To further obfuscate Naomi's identity: I once impersonated her for part of an evening to chefs and servers at a swank eatery--easy to do and hard to resist doing, as I was "alone" sitting near the bar, and big pharma footed the bill for a steady river of cocktails, wines by the glass, entrees, appetizers. My status earned me a glass or three from a special bottle produced from the kitchen. Upon revealing that I was not in actuality Ms. Wise, I confided in a hush that she was a slightish, unassuming woman of Asian appearance. I hope that slightish Asian women have consequently been getting the best of service around town the last couple of years.

0

David Dodd June 20, 2009 @ 1:09 a.m.

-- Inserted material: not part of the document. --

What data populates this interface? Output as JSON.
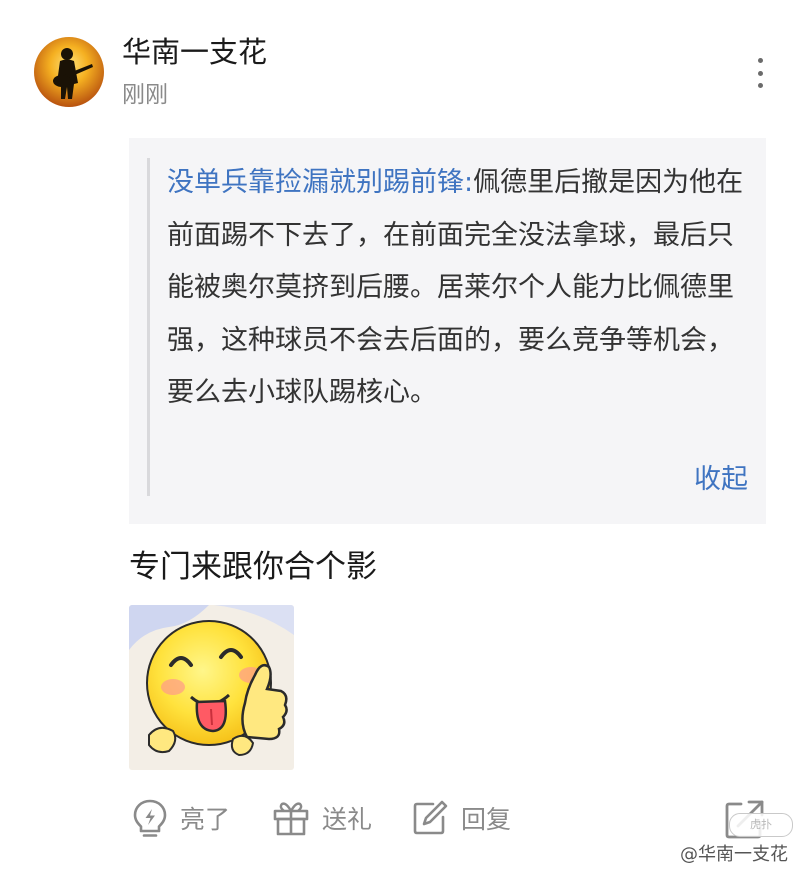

I call B.S. You, alone? Never! Even when the old man is away toiling away I somehow imagine you surrounded by young men that look like Dustin Hoffman (several years ago, obviously), hoping for that opportunity...

0

SDaniels June 20, 2009 @ 1:18 a.m.

And here's to you, Mrs. Robinson...Nawp. Actually, all the prominent docs, nurses, pharm reps, etc. were in the main dining room. My invite was "secret" and my instructions were to remain incognito, while tucking away oysters and Napa fruit.

0

David Dodd June 20, 2009 @ 1:30 a.m.

Well, obviously your invite was "secret" - in your pantry with your cupcakes (that sounds naughty enough). Woo, woo, woo, ma'am. Oysters, Napa fruit, and all. I hope magics knows that song, we'll sing it out to the public and embarrass ourselves and live to not regret it.

0

SDaniels June 20, 2009 @ 1:37 a.m.

I will refrain from jest about salmon boxty. And yes, we can sing anything you all like--not sure I know any Megadeth tunes, though.

0

David Dodd June 20, 2009 @ 1:43 a.m.

I only know OF Megadeath, not the tunes. My years, once again, betray me.

0

SDaniels June 20, 2009 @ 1:49 a.m.

Now, now, don't take on so, laddie. Yer just gettin' used to this year's newly gifted birthday suit. I'm sure magics will dazzle us with 'deth,' you'll cultivate something Kurt, and I'll busk out my best Beckett :)

0

magicsfive June 20, 2009 @ 8:25 a.m.

lol you two are crazy..shall i pack my ipod? i just got up and i see magics, megadeth, and mrs. robinson...since i love megadeth and am a cougar and proud, i shall have to learn the song...mrs robinson was it? you can teach me. singing right aloud, no regrets. absolutely, just good times ;) xoxo

0

Naomi Wise June 22, 2009 @ 10:59 p.m.

Thanks, Dave. Thanks the rest of you for posting. (Whew, feels like I'm back among friends again after last week's Sarah Palin rally.)

When chefs have teasingly asked me during phone interviews what I look like, I tell them I'm a six-foot tall, skinny blonde. That way, whenever Terryl Gavre (of the SD Metro) goes to a restaurant, everybody will think she's me.

Sounds like SDaniels may have described Candice Woo of City Beat, although I imagine Ms. Woo is more stylish than that description. Sounds like you just bought her some good service and food -- cool! (I don't know if she wears a brown bag on her head, but she's apparently a friend of Kirk of mmm-yoso, so she's quickly clued into interesting Asian new mom'n'pops. Always scoops me on them -- as the villain of the old Wildroot Cream Oil cartoon ads would say, "Curses, foiled again!)

Hey, Magics, I used to be a proud cougar until I got a long-term boyfriend. Now I'm just a beat up old lioness, yawning in the sun. ("Hey, sista, you go hunt today, bring me some take-out." )

0

Sign in to comment

Join our
newsletter list

Enter to win $25 at Broken Yolk Cafe

Each newsletter subscription
means another chance to win!

Close